Dec 19, 2018


Dec 19, 2018


The need for adding the revenue stream of deliveries has been demonstrated in shops across the country, but implementing a delivery program introduces new management challenges to your operation.

Your store is no longer contained within the four walls that you administer, it now extends throughout your delivery zone, way beyond your eyes and ears. Setting systems for delivery is a great start, but it’s not realistic to expect delivery to always go smoothly. Like all protocols, delivery teams must prepare for things that may go wrong along the way in order to be ready if things don’t go as planned. If you don’t have the managerial capabilities to manage another department, you might consider utilizing the many options that are now available for facilitation of delivery, including third-party delivery apps and ecommerce partners like Drizly.


Find the Right Driver

If going with your own team, The first step to introducing delivery to your store is to hire delivery drivers. Hiring drivers creates a new department in, which requires new protocols, management and oversight.

First and foremost it’s important to look for drivers with a clean record, and previous experience. Next, make sure you hire someone who knows the area well. Even with GPS systems, drivers still have to rely on experience to find the best routes. Look for drivers will previous experience in home delivery, which has different challenges than chauffeuring or long-haul driving.

Choose drivers that can help out in the store during down times. Yes, drivers should focus on driving, but they shouldn’t feel as though they’re absolved from all other store duties. Their side work can be as simple as stickering bottles with price tags. Make a list of side work for drivers between deliveries or on unexpected slow nights.


Be Prepared for Sudden Rushes

Deliveries tend to come in during the same peak times as traditional retail rushes. Customers begin thinking about wine and spirits when they get home from their day jobs, are sitting down to eat dinner or before weekend gatherings. Because peak delivery and retail times tend to overlap, it’s important to have a dedicated delivery staff on hand, so that your on-site retail staff doesn’t get overwhelmed with the added burden of deliveries.

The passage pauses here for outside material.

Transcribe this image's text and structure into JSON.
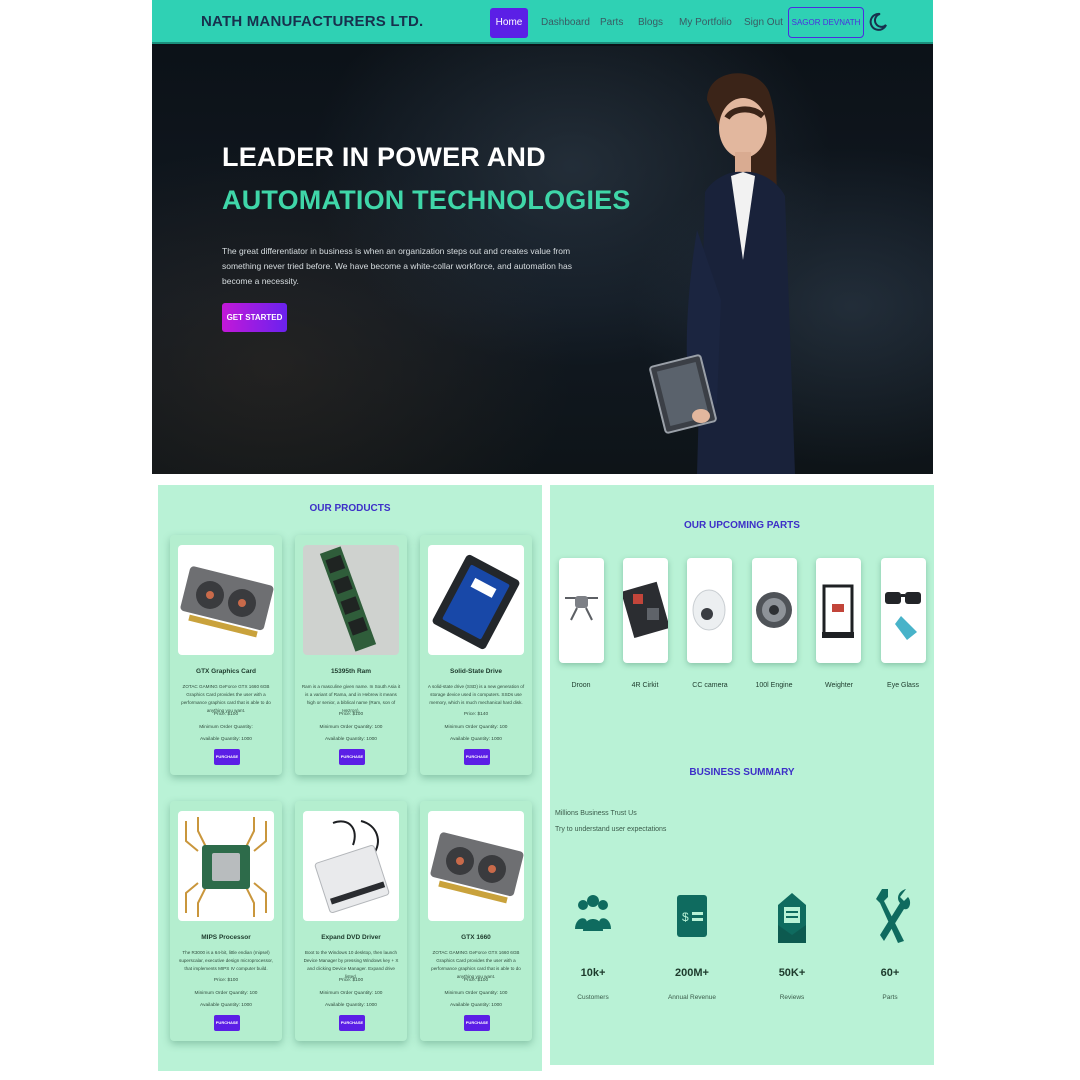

An unexpected spell of bad weather is the main reason that business would shift from in-store to delivery with little notice. There are some strategies that you can use to get out of the weeds when too many deliveries come in at inopportune times. You always want to avoid turning down orders, but you also must be realistic about what your team can accomplish. Shops with large delivery zones and only one driver, should consider what a reasonable delivery load would be. Give reasonable wait time estimates, and suspend delivery service if waits extend to several hours.

E-commerce platforms have made receiving orders simple, and they’re constantly developing better ways to help you manage your new flow of business. Drizly has taken this a step further by offering “Delivery Pausing” if your store ever falls behind in fulfilling orders. Using this system, a third-party service will break the bad news rather than your store, and customers can easily see when delivery is available once again.


Weighing In-store Inventory Quantities vs. Delivery Quantities

Because online interfaces display your products differently from your shelves, you might find that different products are popular with delivery customers. Taking note of which products are popular specifically for delivery can help you better prepare for stocking sufficient inventory, and can also shed light on how customers are browsing your inventory online.

Customers don’t usually put as much browsing time into delivery orders, so you might expect a lot of repeat orders. However, with all of the information available online about new beverages, customers may be encouraged to try some exotic products. If a customer reads a blog post about a type of wine that they weren’t familiar with, they now can follow their curiosity to your delivery platform. Everyday favorites are most popular with online customers, but increasingly, large orders are made taken through delivery platforms. This is especially true in urban areas where many don?t own cars.

Party orders suddenly take an unexpected toll on your inventory. It’s best to always have some spare cases of affordable, affable whites, reds and prosecco on hand for these orders. Retail shop owners might know to do this during the holidays, but you could really benefit by stocking party cases year-round. After all, every day is somebody?s birthday. These are the kinds of wines that sell well anyways, so there is little risk of “drowning in inventory.” The reward of an effortless multi-case delivery order is well-worth taking on some extra cases in your storage.